• [Task item] From the listing below, pull out all lines with "description" in them.

################

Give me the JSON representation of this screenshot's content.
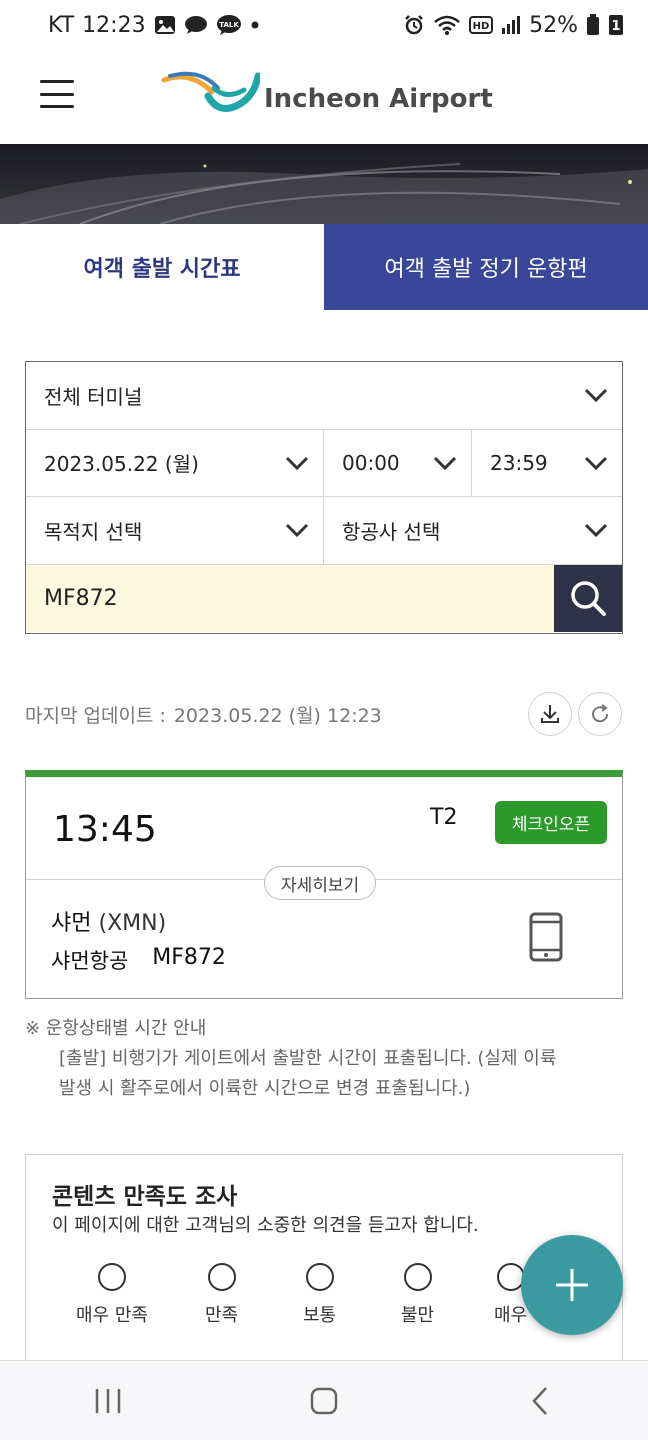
{
  "status_bar": {
    "carrier": "KT",
    "time": "12:23",
    "battery": "52%",
    "hd_label": "HD",
    "talk_label": "TALK",
    "sim_badge": "1"
  },
  "header": {
    "logo_text": "Incheon Airport"
  },
  "tabs": [
    {
      "label": "여객 출발 시간표",
      "active": true
    },
    {
      "label": "여객 출발 정기 운항편",
      "active": false
    }
  ],
  "form": {
    "terminal": "전체 터미널",
    "date": "2023.05.22 (월)",
    "time_from": "00:00",
    "time_to": "23:59",
    "destination": "목적지 선택",
    "airline": "항공사 선택",
    "search_value": "MF872"
  },
  "update": {
    "label": "마지막 업데이트 :",
    "value": "2023.05.22 (월) 12:23"
  },
  "flight": {
    "time": "13:45",
    "terminal": "T2",
    "status": "체크인오픈",
    "detail_label": "자세히보기",
    "destination": "샤먼",
    "destination_code": "(XMN)",
    "airline": "샤먼항공",
    "flight_no": "MF872",
    "status_color": "#2b9a2b"
  },
  "notes": {
    "title": "※ 운항상태별 시간 안내",
    "line1": "[출발] 비행기가 게이트에서 출발한 시간이 표출됩니다. (실제 이륙",
    "line2": "발생 시 활주로에서 이륙한 시간으로 변경 표출됩니다.)"
  },
  "survey": {
    "title": "콘텐츠 만족도 조사",
    "description": "이 페이지에 대한 고객님의 소중한 의견을 듣고자 합니다.",
    "options": [
      "매우 만족",
      "만족",
      "보통",
      "불만",
      "매우"
    ]
  },
  "colors": {
    "tab_active_text": "#2c3a7d",
    "tab_inactive_bg": "#3a4798",
    "search_btn": "#2e3246",
    "fab": "#3a9aa0"
  }
}
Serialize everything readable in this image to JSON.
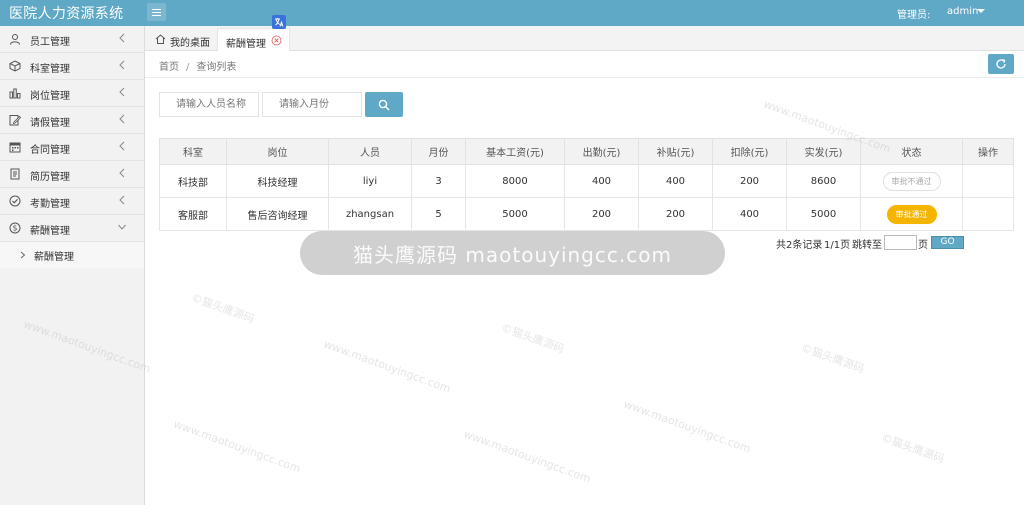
{
  "app": {
    "title": "医院人力资源系统"
  },
  "header": {
    "admin_label": "管理员:",
    "admin_user": "admin"
  },
  "sidebar": {
    "items": [
      {
        "label": "员工管理",
        "icon": "user-icon"
      },
      {
        "label": "科室管理",
        "icon": "cube-icon"
      },
      {
        "label": "岗位管理",
        "icon": "chart-icon"
      },
      {
        "label": "请假管理",
        "icon": "edit-icon"
      },
      {
        "label": "合同管理",
        "icon": "calendar-icon"
      },
      {
        "label": "简历管理",
        "icon": "document-icon"
      },
      {
        "label": "考勤管理",
        "icon": "check-circle-icon"
      },
      {
        "label": "薪酬管理",
        "icon": "dollar-icon",
        "expanded": true
      }
    ],
    "sub_items": [
      {
        "label": "薪酬管理"
      }
    ]
  },
  "tabs": [
    {
      "label": "我的桌面"
    },
    {
      "label": "薪酬管理",
      "active": true
    }
  ],
  "breadcrumb": {
    "home": "首页",
    "separator": "/",
    "current": "查询列表"
  },
  "search": {
    "name_placeholder": "请输入人员名称",
    "month_placeholder": "请输入月份"
  },
  "table": {
    "headers": [
      "科室",
      "岗位",
      "人员",
      "月份",
      "基本工资(元)",
      "出勤(元)",
      "补贴(元)",
      "扣除(元)",
      "实发(元)",
      "状态",
      "操作"
    ],
    "rows": [
      [
        "科技部",
        "科技经理",
        "liyi",
        "3",
        "8000",
        "400",
        "400",
        "200",
        "8600",
        "审批不通过",
        ""
      ],
      [
        "客服部",
        "售后咨询经理",
        "zhangsan",
        "5",
        "5000",
        "200",
        "200",
        "400",
        "5000",
        "审批通过",
        ""
      ]
    ]
  },
  "pager": {
    "total": "共2条记录",
    "pages": "1/1页",
    "jump_label": "跳转至",
    "page_suffix": "页",
    "go_label": "GO"
  },
  "watermark": {
    "banner": "猫头鹰源码 maotouyingcc.com",
    "repeat_line1": "©猫头鹰源码",
    "repeat_line2": "www.maotouyingcc.com"
  },
  "colors": {
    "primary": "#5fa8c6",
    "status_pass": "#f5b400",
    "sidebar_bg": "#f2f2f2"
  }
}
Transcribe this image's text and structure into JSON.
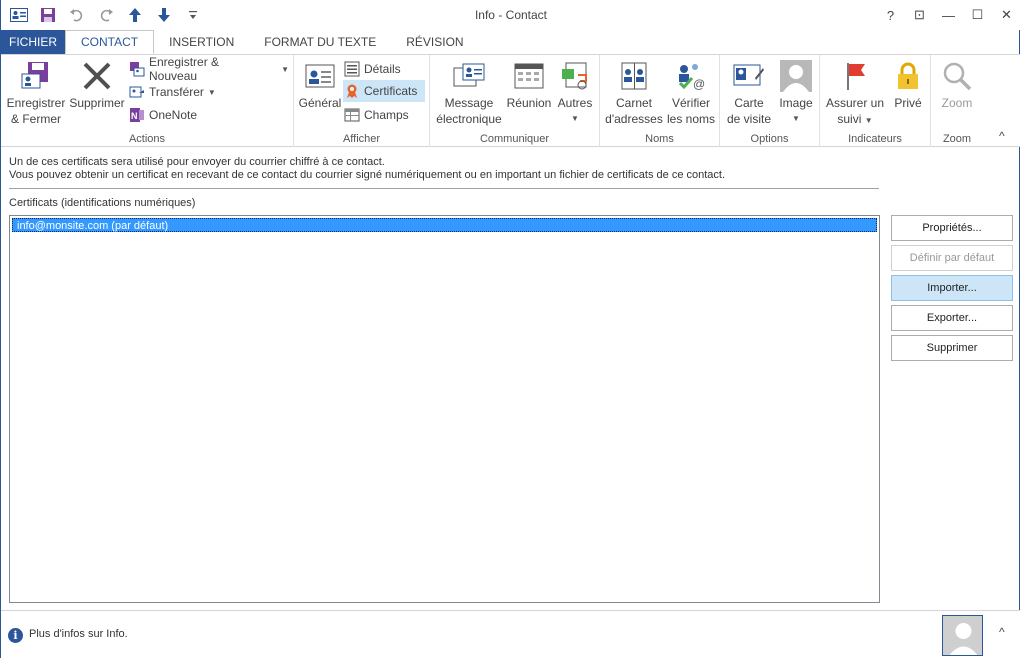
{
  "window": {
    "title": "Info - Contact"
  },
  "qat": [
    "contact-card-icon",
    "save-icon",
    "undo-icon",
    "redo-icon",
    "up-arrow-icon",
    "down-arrow-icon",
    "customize-icon"
  ],
  "controls": {
    "help": "?",
    "restore_ribbon": "⊡",
    "minimize": "—",
    "maximize": "☐",
    "close": "✕"
  },
  "tabs": [
    "FICHIER",
    "CONTACT",
    "INSERTION",
    "FORMAT DU TEXTE",
    "RÉVISION"
  ],
  "ribbon": {
    "actions": {
      "label": "Actions",
      "save_close_1": "Enregistrer",
      "save_close_2": "& Fermer",
      "delete": "Supprimer",
      "save_new": "Enregistrer & Nouveau",
      "forward": "Transférer",
      "onenote": "OneNote"
    },
    "show": {
      "label": "Afficher",
      "general": "Général",
      "details": "Détails",
      "certificates": "Certificats",
      "fields": "Champs"
    },
    "communicate": {
      "label": "Communiquer",
      "email_1": "Message",
      "email_2": "électronique",
      "meeting": "Réunion",
      "more": "Autres"
    },
    "names": {
      "label": "Noms",
      "address_book_1": "Carnet",
      "address_book_2": "d'adresses",
      "check_names_1": "Vérifier",
      "check_names_2": "les noms"
    },
    "options": {
      "label": "Options",
      "business_card_1": "Carte",
      "business_card_2": "de visite",
      "picture": "Image"
    },
    "tags": {
      "label": "Indicateurs",
      "followup_1": "Assurer un",
      "followup_2": "suivi",
      "private": "Privé"
    },
    "zoom": {
      "label": "Zoom",
      "zoom": "Zoom"
    }
  },
  "body": {
    "info_line1": "Un de ces certificats sera utilisé pour envoyer du courrier chiffré à ce contact.",
    "info_line2": "Vous pouvez obtenir un certificat en recevant de ce contact du courrier signé numériquement ou en important un fichier de certificats de ce contact.",
    "certs_label": "Certificats (identifications numériques)",
    "certs": [
      "info@monsite.com (par défaut)"
    ]
  },
  "buttons": {
    "properties": "Propriétés...",
    "set_default": "Définir par défaut",
    "import": "Importer...",
    "export": "Exporter...",
    "remove": "Supprimer"
  },
  "status": {
    "text": "Plus d'infos sur Info."
  }
}
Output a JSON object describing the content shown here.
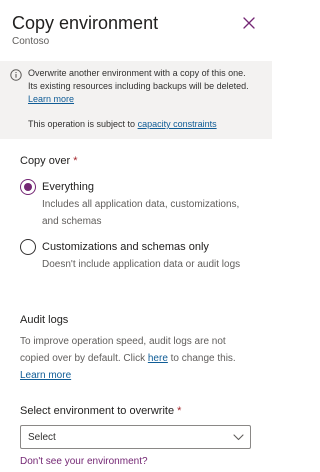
{
  "panel": {
    "title": "Copy environment",
    "subtitle": "Contoso",
    "close_icon": "close-icon"
  },
  "info": {
    "icon": "info-icon",
    "message": "Overwrite another environment with a copy of this one. Its existing resources including backups will be deleted.",
    "learn_more": "Learn more",
    "note_prefix": "This operation is subject to",
    "note_link": "capacity constraints"
  },
  "copy_over": {
    "label": "Copy over",
    "required": "*",
    "options": [
      {
        "label": "Everything",
        "description": "Includes all application data, customizations, and schemas",
        "selected": true
      },
      {
        "label": "Customizations and schemas only",
        "description": "Doesn't include application data or audit logs",
        "selected": false
      }
    ]
  },
  "audit_logs": {
    "heading": "Audit logs",
    "text_part1": "To improve operation speed, audit logs are not copied over by default. Click",
    "here_link": "here",
    "text_part2": "to change this.",
    "learn_more": "Learn more"
  },
  "target": {
    "label": "Select environment to overwrite",
    "required": "*",
    "select_value": "Select",
    "chevron_icon": "chevron-down-icon",
    "help_link": "Don't see your environment?"
  },
  "colors": {
    "accent": "#742774",
    "link": "#0f5c96",
    "required": "#a4262c",
    "info_background": "#f3f2f1"
  }
}
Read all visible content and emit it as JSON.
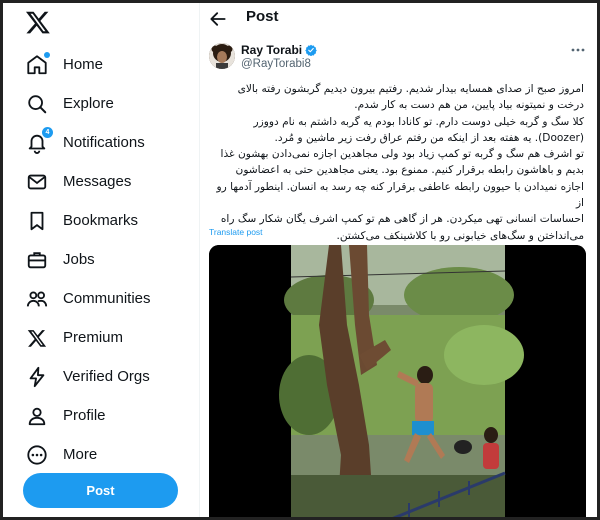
{
  "sidebar": {
    "logo_icon": "x-logo-icon",
    "items": [
      {
        "label": "Home",
        "icon": "home-icon"
      },
      {
        "label": "Explore",
        "icon": "search-icon"
      },
      {
        "label": "Notifications",
        "icon": "bell-icon",
        "badge": "4"
      },
      {
        "label": "Messages",
        "icon": "envelope-icon"
      },
      {
        "label": "Bookmarks",
        "icon": "bookmark-icon"
      },
      {
        "label": "Jobs",
        "icon": "briefcase-icon"
      },
      {
        "label": "Communities",
        "icon": "people-icon"
      },
      {
        "label": "Premium",
        "icon": "x-icon"
      },
      {
        "label": "Verified Orgs",
        "icon": "lightning-icon"
      },
      {
        "label": "Profile",
        "icon": "person-icon"
      },
      {
        "label": "More",
        "icon": "more-circle-icon"
      }
    ],
    "post_button": "Post"
  },
  "header": {
    "title": "Post"
  },
  "tweet": {
    "display_name": "Ray Torabi",
    "handle": "@RayTorabi8",
    "verified": true,
    "text_lines": [
      "امروز صبح از صدای همسایه بیدار شدیم. رفتیم بیرون دیدیم گربشون رفته بالای",
      "درخت و نمیتونه بیاد پایین، من هم دست به کار شدم.",
      "کلا سگ و گربه خیلی دوست دارم. تو کانادا بودم یه گربه داشتم به نام دووزر",
      "(Doozer). یه هفته بعد از اینکه من رفتم عراق رفت زیر ماشین و مُرد.",
      "تو اشرف هم سگ و گربه تو کمپ زیاد بود ولی مجاهدین اجازه نمی‌دادن بهشون غذا",
      "بدیم و باهاشون رابطه برقرار کنیم. ممنوع بود. یعنی مجاهدین حتی به اعضاشون",
      "اجازه نمیدادن با حیوون رابطه عاطفی برقرار کنه چه رسد به انسان. اینطور آدمها رو از",
      "احساسات انسانی تهی میکردن. هر از گاهی هم تو کمپ اشرف یگان شکار سگ راه",
      "می‌انداختن و سگ‌های خیابونی رو با کلاشینکف می‌کشتن."
    ],
    "translate_label": "Translate post",
    "media": "video-still"
  },
  "colors": {
    "accent": "#1d9bf0",
    "text": "#0f1419",
    "muted": "#536471"
  }
}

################

• [Output for this task]
    "description": "이 페이지에 대한 고객님의 소중한 의견을 듣고자 합니다.",
        "description": "Includes all application data, customizations, and schemas",
        "description": "Doesn't include application data or audit logs",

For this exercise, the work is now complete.